  • Foot, Sarah. ‘Has Ecclesiastical History Lost the Plot?’ Studies in Church History 49 (2013): 1-25.
  • Freeman, Charles. Holy Bones, Holy Dust: How Relics Shaped the History of Medieval Europe. New Haven: Yale University Press, 2012.
  • Gibbon, Edward. The History of the Decline and Fall of the Roman Empire, Volume 2. Philadelphia: B. F. French, 1830.
  • Gurevich, Aron. Medieval Popular Culture: Problems of Belief and Perception. Translated by Janos M. Bak and Paul A. Hollingsworth. Cambridge: Cambridge University Press, 1988.
  • Hayward, Paul Antony. ‘Demystifying the role of sanctity in Western Christendom.’ In The Cult of Saints in Late Antiquity and the Early Middle Ages. Edited by James Howard Johnston and Paul Antony Hayward. Oxford: Oxford University Press, 2002.
  • Howard-Johnston, James. ‘Introduction.’ In The Cult of Saints in Late Antiquity and the Early Middle Ages. Edited by James Howard-Johnston & Paul Anthony Hayward. Oxford: Oxford University Press, 2002.
  • Hume, David. ‘The Natural History of Religion.’ In Essays: Moral, Political and Literary. London: Longman, Green and Co., 1875.
  • Hunt, Lynn. ‘Introduction.’ In The New Cultural History. London: University of California Press, 1989.
  • Milman, Henry. A History of Latin Christianity. New York: Armstrong, 1903.
  • Smith, Julia M. H. ‘Saints and their Cults.’ In Cambridge History of Christianity 3, Early Medieval Christianities, c. 600- c. 1100. Edited by Sarah Foot. Cambridge: Cambridge University Press, 2008.
  • Smith, Julia M. H. Europe after Rome: A New Cultural History. Oxford: Oxford University Press, 2007.

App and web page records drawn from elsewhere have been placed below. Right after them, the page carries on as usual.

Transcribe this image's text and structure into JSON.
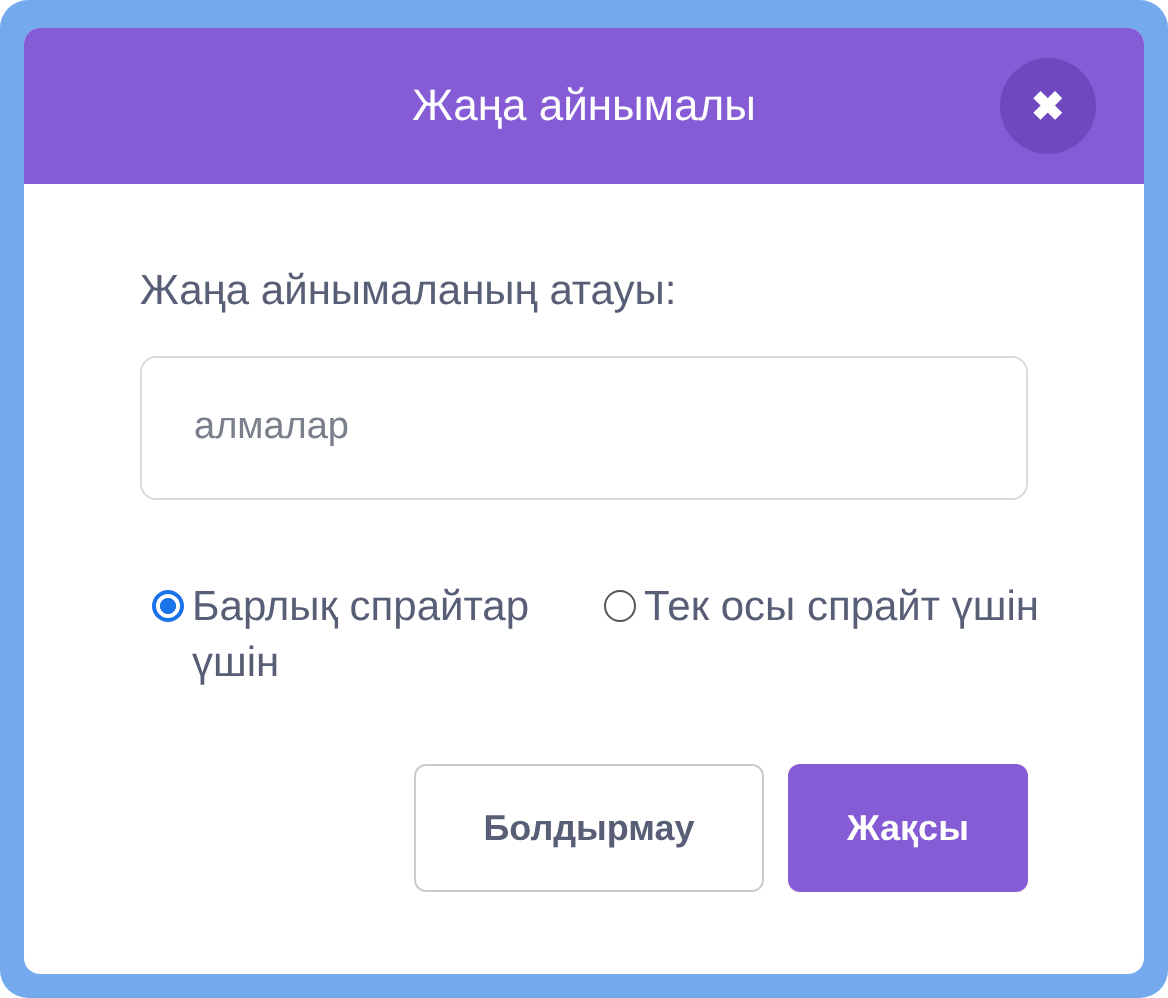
{
  "dialog": {
    "title": "Жаңа айнымалы",
    "close": "✖"
  },
  "field": {
    "label": "Жаңа айнымаланың атауы:",
    "value": "алмалар"
  },
  "options": [
    {
      "label": "Барлық спрайтар үшін",
      "selected": true
    },
    {
      "label": "Тек осы спрайт үшін",
      "selected": false
    }
  ],
  "buttons": [
    {
      "label": "Болдырмау",
      "kind": "secondary"
    },
    {
      "label": "Жақсы",
      "kind": "primary"
    }
  ]
}
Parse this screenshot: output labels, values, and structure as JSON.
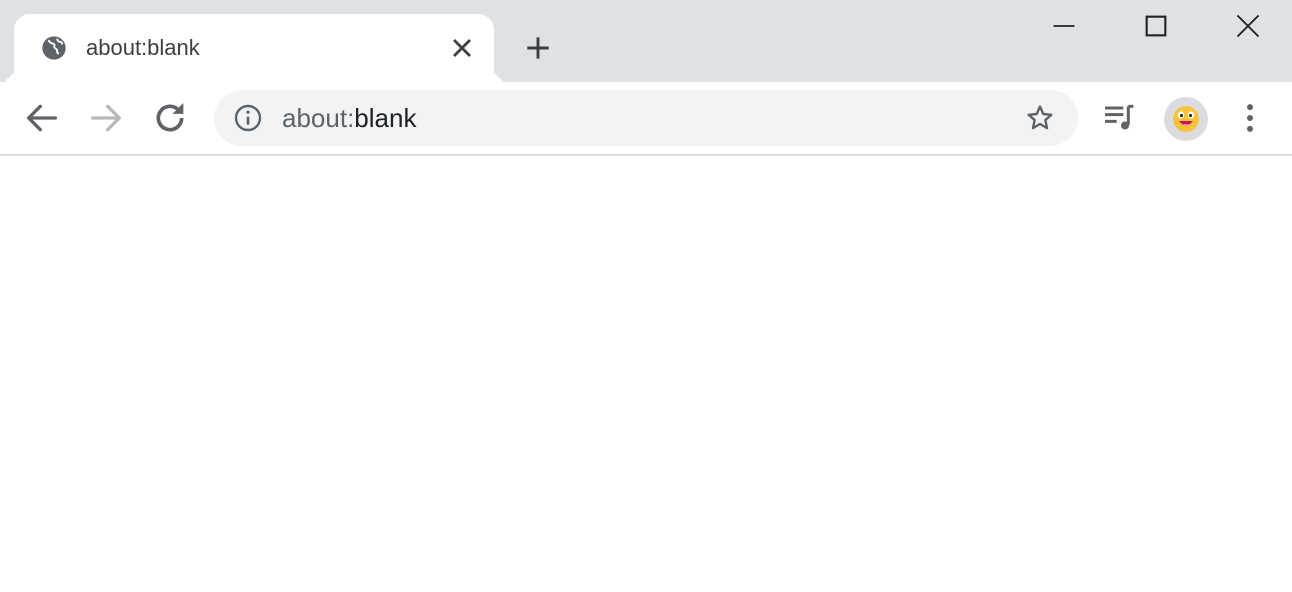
{
  "tab": {
    "title": "about:blank",
    "favicon": "globe-icon"
  },
  "address_bar": {
    "url_scheme": "about:",
    "url_rest": "blank"
  },
  "icons": {
    "tab_close": "close-icon",
    "new_tab": "plus-icon",
    "minimize": "minimize-icon",
    "maximize": "maximize-icon",
    "window_close": "close-icon",
    "back": "back-arrow-icon",
    "forward": "forward-arrow-icon",
    "reload": "reload-icon",
    "site_info": "info-icon",
    "bookmark": "star-icon",
    "media": "media-queue-icon",
    "profile": "avatar",
    "menu": "kebab-menu-icon"
  },
  "colors": {
    "tabstrip_bg": "#dee1e6",
    "omnibox_bg": "#f1f3f4",
    "icon_color": "#5f6368",
    "text_color": "#202124"
  }
}
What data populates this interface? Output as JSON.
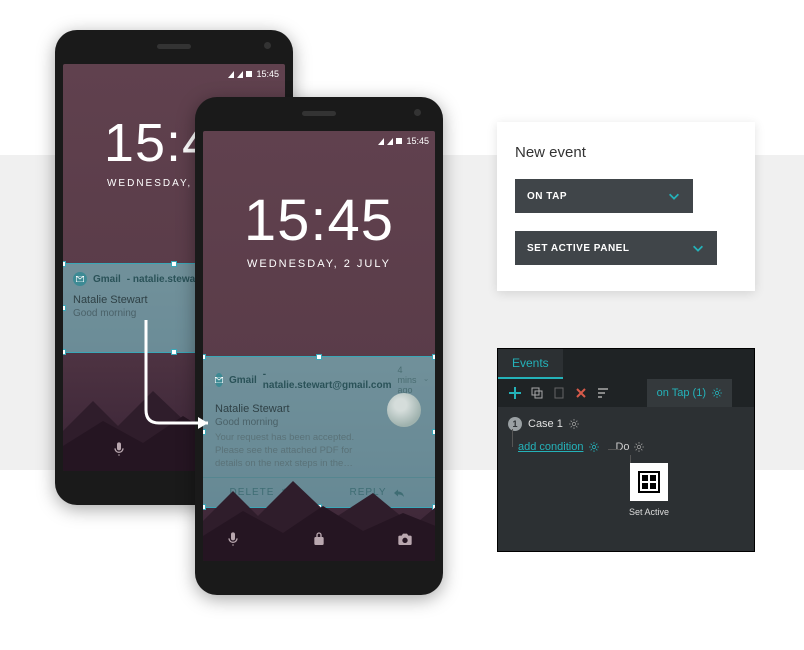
{
  "phone1": {
    "status_time": "15:45",
    "clock_time": "15:45",
    "clock_date": "WEDNESDAY, 2 JULY",
    "notif": {
      "app": "Gmail",
      "from": "natalie.stewart@gmail.com",
      "sender": "Natalie Stewart",
      "subject": "Good morning"
    }
  },
  "phone2": {
    "status_time": "15:45",
    "clock_time": "15:45",
    "clock_date": "WEDNESDAY, 2 JULY",
    "notif": {
      "app": "Gmail",
      "from": "natalie.stewart@gmail.com",
      "meta": "4 mins ago",
      "sender": "Natalie Stewart",
      "subject": "Good morning",
      "body": "Your request has been accepted. Please see the attached PDF for details on the next steps in the…",
      "delete": "DELETE",
      "reply": "REPLY"
    }
  },
  "new_event": {
    "title": "New event",
    "trigger": "ON TAP",
    "action": "SET ACTIVE PANEL"
  },
  "events": {
    "tab": "Events",
    "subtab": "on Tap (1)",
    "case_label": "Case 1",
    "add_condition": "add condition",
    "do": "Do",
    "action": "Set Active"
  }
}
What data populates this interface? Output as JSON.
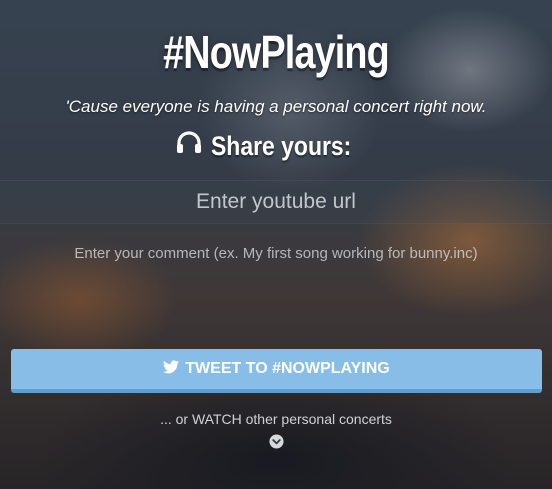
{
  "header": {
    "title": "#NowPlaying",
    "subtitle": "'Cause everyone is having a personal concert right now.",
    "share_label": "Share yours:"
  },
  "form": {
    "url_placeholder": "Enter youtube url",
    "url_value": "",
    "comment_placeholder": "Enter your comment (ex. My first song working for bunny.inc)",
    "comment_value": ""
  },
  "actions": {
    "tweet_label": "TWEET TO #NOWPLAYING",
    "watch_label": "... or WATCH other personal concerts"
  },
  "icons": {
    "share": "headphones-icon",
    "tweet": "twitter-bird-icon",
    "scroll": "chevron-circle-down-icon"
  },
  "colors": {
    "button_bg": "#87bde6",
    "button_border": "#5e9ed0",
    "text": "#ffffff"
  }
}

  • Vessey, Mark. ‘The Demise of the Christian Writer and the Remaking of “Late-Antiquity”: From H. I. Marrou’s Saint Augustine (1938) to Peter Brown’s Holy Man (1983).’ Journal of Early Christian Studies 6.3 (1998): 377-411.

All Saints” by Fra Angelico is in the Public Domain